The battle for the bellies of meat-eaters may depend on its name. Proponents and manufacturers favor the term “clean meat”– instead of “lab-grown meat,” “in vitro meat” or “cultured meat.” “Consumers have an aversion to new food technology, so they might avoid ‘lab-grown meat,’” Reece says. “I prefer the term ‘clean meat,’ to keep the focus on the ethical and food safety implications. In the long run, though, I think this product will simply be called ‘meat’, because that’s what it is.” More likely, the debate could be won or lost by something less fussy than semantics — namely, does it taste good? “At least four companies have done public tastings,” says Specht, who is a clean meat partisan and advocate. “People raved about it.” On the other hand, a TED colleague once tried a cultured beef burger; when asked about the flavor, he shuddered and shook his head.

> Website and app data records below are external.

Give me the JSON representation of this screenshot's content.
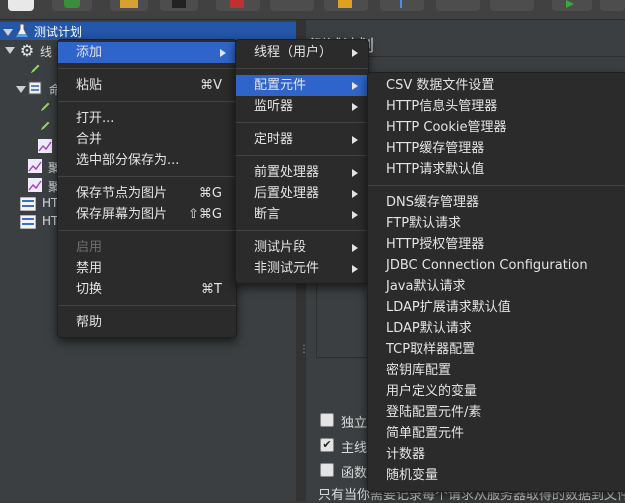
{
  "tree": {
    "root_label": "测试计划",
    "item_thread_group": "线",
    "item_group": "命",
    "item_listener1": "聚",
    "item_listener2": "聚",
    "item_http1": "HT",
    "item_http2": "HT"
  },
  "right_panel": {
    "title": "测试计划",
    "checkbox_labels": [
      "独立",
      "主线",
      "函数"
    ],
    "checkbox_states": [
      false,
      true,
      false
    ],
    "bottom_text": "只有当你需要记录每个请求从服务器取得的数据到文件"
  },
  "context_menu": {
    "items": [
      {
        "label": "添加",
        "shortcut": "",
        "submenu": true,
        "highlighted": true
      },
      {
        "label": "粘贴",
        "shortcut": "⌘V"
      },
      {
        "label": "打开...",
        "shortcut": ""
      },
      {
        "label": "合并",
        "shortcut": ""
      },
      {
        "label": "选中部分保存为...",
        "shortcut": ""
      },
      {
        "label": "保存节点为图片",
        "shortcut": "⌘G"
      },
      {
        "label": "保存屏幕为图片",
        "shortcut": "⇧⌘G"
      },
      {
        "label": "启用",
        "shortcut": "",
        "disabled": true
      },
      {
        "label": "禁用",
        "shortcut": ""
      },
      {
        "label": "切换",
        "shortcut": "⌘T"
      },
      {
        "label": "帮助",
        "shortcut": ""
      }
    ]
  },
  "add_submenu": {
    "items": [
      {
        "label": "线程（用户）"
      },
      {
        "label": "配置元件",
        "highlighted": true
      },
      {
        "label": "监听器"
      },
      {
        "label": "定时器"
      },
      {
        "label": "前置处理器"
      },
      {
        "label": "后置处理器"
      },
      {
        "label": "断言"
      },
      {
        "label": "测试片段"
      },
      {
        "label": "非测试元件"
      }
    ]
  },
  "config_submenu": {
    "items": [
      "CSV 数据文件设置",
      "HTTP信息头管理器",
      "HTTP Cookie管理器",
      "HTTP缓存管理器",
      "HTTP请求默认值",
      "DNS缓存管理器",
      "FTP默认请求",
      "HTTP授权管理器",
      "JDBC Connection Configuration",
      "Java默认请求",
      "LDAP扩展请求默认值",
      "LDAP默认请求",
      "TCP取样器配置",
      "密钥库配置",
      "用户定义的变量",
      "登陆配置元件/素",
      "简单配置元件",
      "计数器",
      "随机变量"
    ]
  },
  "colors": {
    "highlight": "#2f65ca",
    "selected_tree": "#2456a9",
    "menu_bg": "#2b2b2b"
  }
}
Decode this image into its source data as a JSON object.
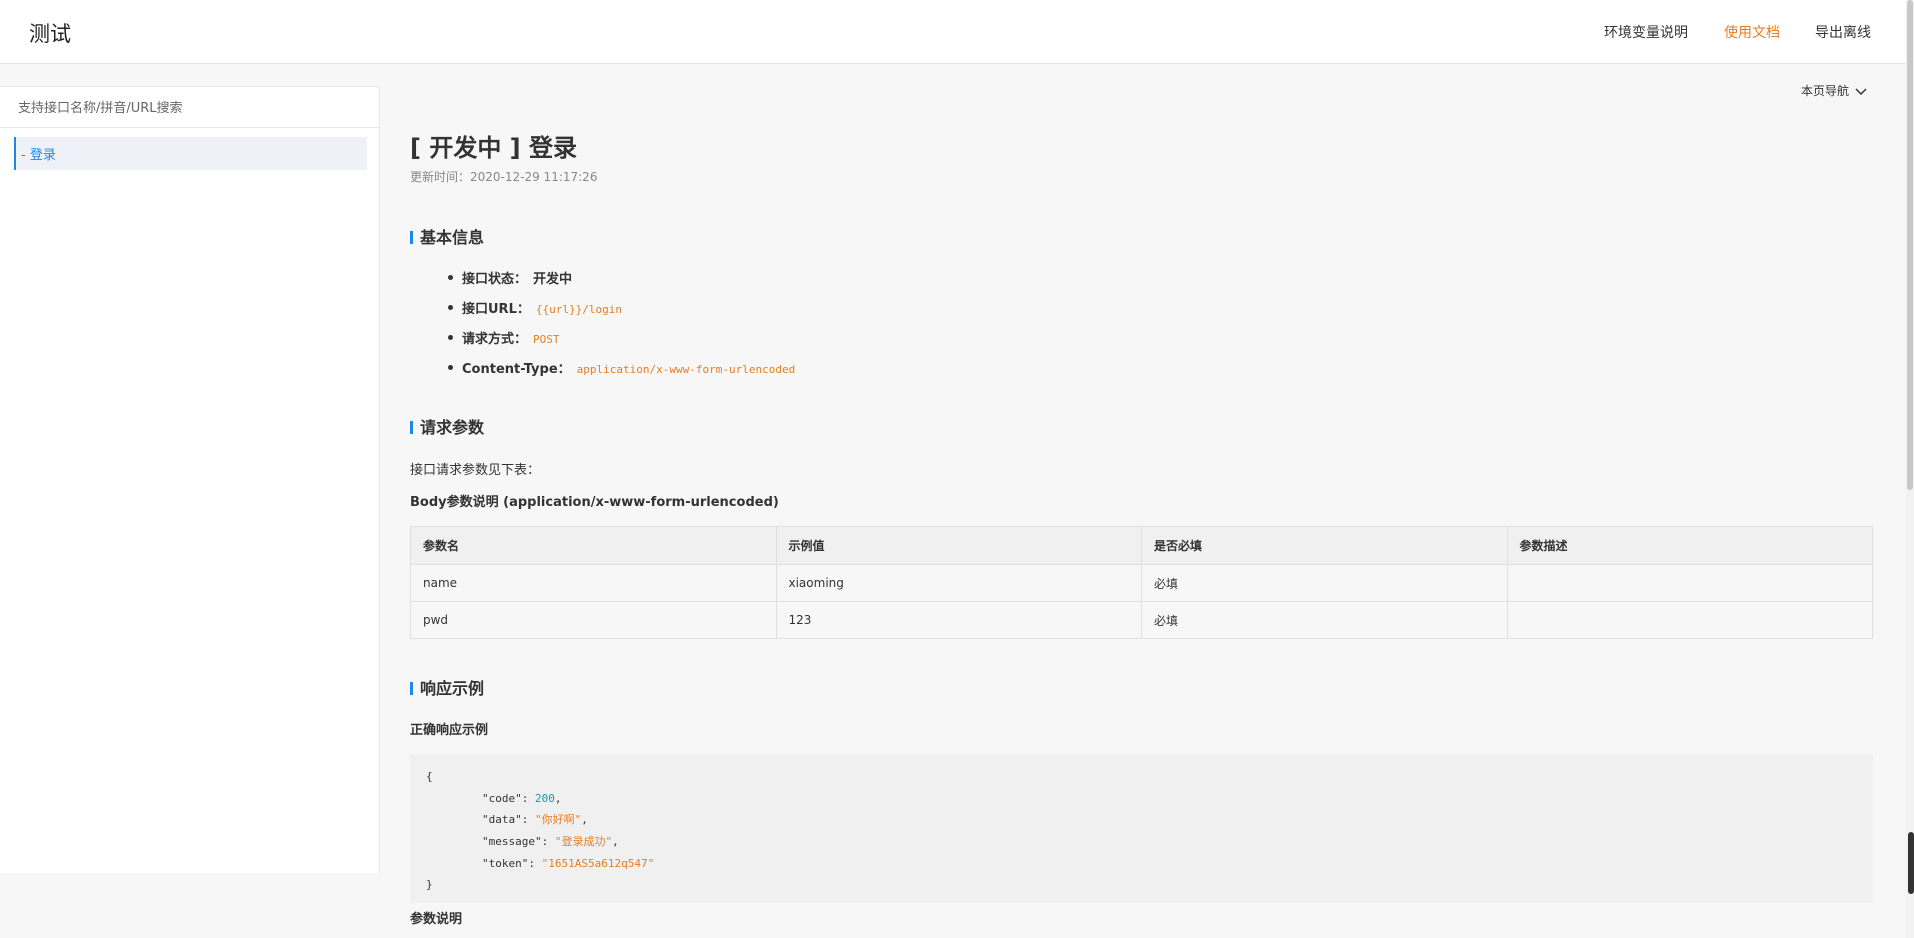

Ultimately, Reece believes practicality will prevail. “I do think most people will recognize the moral demand for clean meat, especially due to concern for animals and the urgency of climate change,” he says. But he believes that even if you have less optimism than he does about humanity’s motivations, as long as clean meat is more efficient than breeding and killing animals for food, we may stop animal farming out of our own self-interest.
Watch Jacy Reese’s TEDxUniversityofMississippi talk here: